Jennie Fields draws me into her multi-layered historical novel of the Pulitizer Prize winner, Edith Wharton, in The Age of Desire. Since my viewing of
Jennie Fields draws me into her multi-layered historical novel of the Pulitizer Prize winner, Edith Wharton, in The Age of Desire. Since my viewing of Wharton’s, The Age of Innocence(movie) several years ago, as a sociology teacher, I was intrigued with her stories set and plotted in the highly stratified society of New York and Europe in the late nineteenth century and early twentieth Century. Similarly, this book can be seen in the same sociological framework, as well as a work of art.
Fields captures the time period when women normally had little education or opportunities to succeed in the publishing business and anywhere else for that matter. Using primary sources of diaries and letters recently discovered, Fields highlights Wharton’s relationship with her tutor (from her childhood) to her middle-age years, in which Anna Bahlmann was her in-house secretary/servant and confidante, who loves Edith, but sometimes disapproves of her friends and the choices she makes. Anna was always available and a crutch for Wharton during the most difficult of times.
Fields flashes scenes of Wharton’s unhappy marriage to a bi-polar husband with whom she seemed to be stuck, as many women were at that time. Women in the Upper- Class seldom had the freedom to select their life -time partners. But unlike the life that most women experienced, she lived a luxurious and an extremely active life, as an intellectual and widely traveled professional woman.
To escape her mundane marital life, Wharton traveled widely, back and forth to Europe, particularly to Paris. She kept company with other intellectuals such as Henry James and Morton Fullerton. The latter gentleman, the handsome, well-dressed writer Fullerton, who smelled of lavender, was the one she engaged with in a torrid love affair. He excited her mind as well as her sexual desires. For, it was Fullerton who brought her to multiple orgasms, which again, was seldom experienced by women at that time, as well as today. If you accept the findings of sociological surveys done in recent studies. Fields describes the love scenes with her tantalizing use of words that might excite some of the most prudish women that read it today. Her love scenes between Wharton and her lover, Fullerton, are indeed filled with descriptions of lurid desire.
Fields has a magical use of words, not only when describing Wharton’s relationships, but when she richly describes the Paris scenes and the beautiful homes where Wharton lived. In the most eloquent manner, Fields brings us to the scenes as if we were observing a movie in a tightly woven story.
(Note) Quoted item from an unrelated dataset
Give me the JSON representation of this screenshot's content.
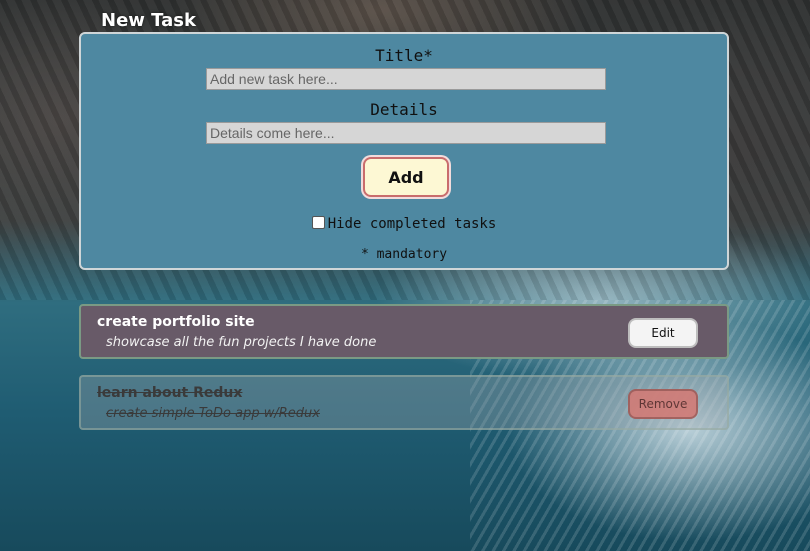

I highly recommend Jennie Field’s beautifully written book, The Age of Desire, to all adults. Especially, to students of history, sociology and Edith Wharton fans.